Daisuke Saikawa, MD, Shunichi Okushiba, MD PhD, Saseem Puedel, MD, Takanobu Onoda, MD, Takeshi Sasaki, MD PhD, Yuma Ebihara, MD PhD, Yo Kawarada, MD PhD, Shuji Kitashiro, MD PhD, Hiroyuki Kato, MD PhD. tonan hospital

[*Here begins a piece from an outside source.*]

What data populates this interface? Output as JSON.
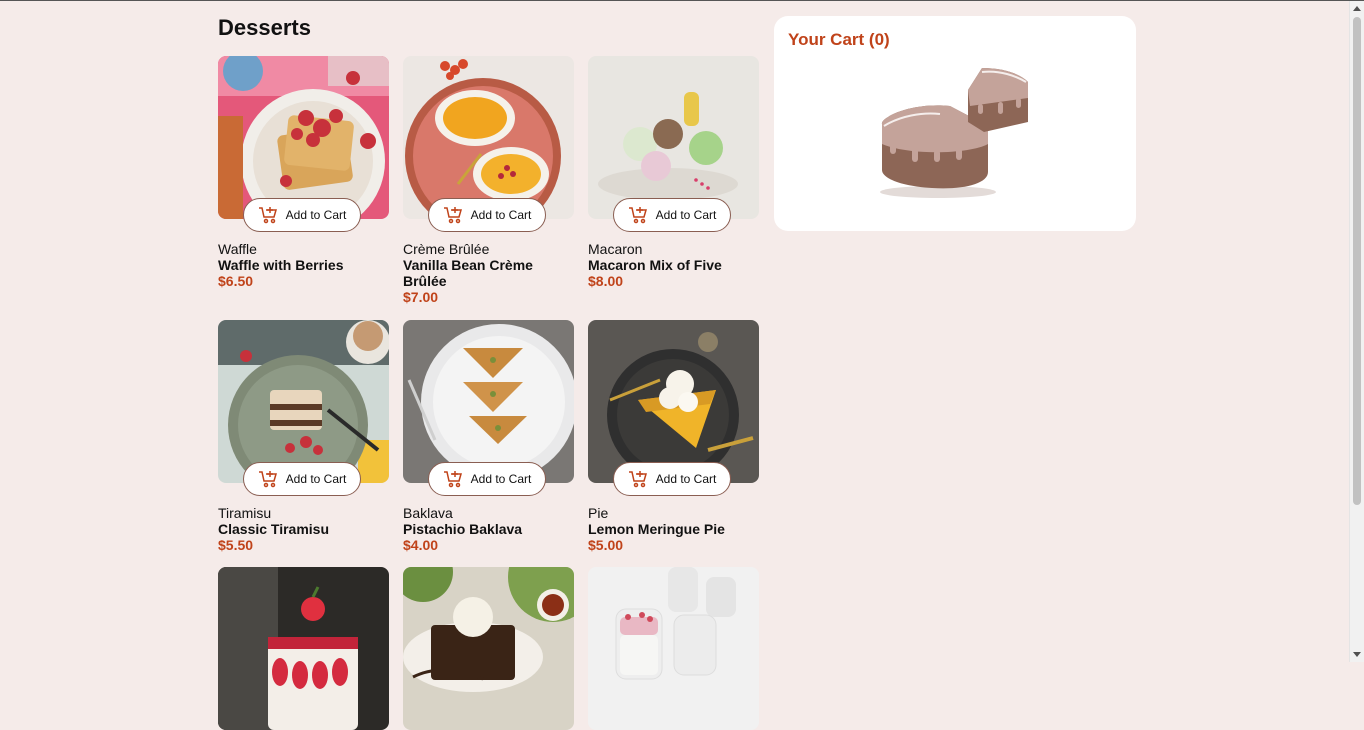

Thoracolaparoscopic esophagectomy (TLE) in prone position has become common because of better visibility and operability. Inplementing the technique of TLE in prone position requires some special skills and knowledge beside surgical technique especially anesthesia management. One side ventilation is common in TLE in prone position, but it makes the anesthesia induction andmanagement cumbersome and complicated. Since 2008, we have been performing esophagectomy with single-lumen endotracheal tube with possible two-lung ventilation. And we use artifical pneumothrax by carbon dioxide to deflate the right lung and keep the surgical field clear. This technique does not mean only simplicity of anesthesia but also an excellent surgical field because of tracheal mobility due to single lumen endotracheal tube intubation. Now we are going to present the unique surgical approach that strips off the ventral side of esophagus first. We have also researched respiration and circulation dynamics under the two lung ventilation with artifical pneumothrax in prone position using FloTrac System(Edwards lifesciences). 8 patients were treated and the result is that as follows: mean cardiac index is 2.6L/min/m2 , mean central venous pressure is 10.4cmH2O, and mean usage of dopamine agonist is 0.8γ under the artifical pneumothrax with 8cmH2O carbon dioxide. On the other hand, respiratory condition is this : the peak airway pressure of 8 patient average is 20.4cmH2O,and mean PaO2 / FiO2:ratio is 267. When left side pleura is injured and both side artifical pneumothrax is indeced, we observe an increased airway pressure and decreased tidal volume, but circulation dynamics is unchanged. Although this data is not enough number, we consider two-lung ventilation tequnique is feasible and has many advantages.
Session Number: Poster – Poster Presentations
Program Number: P213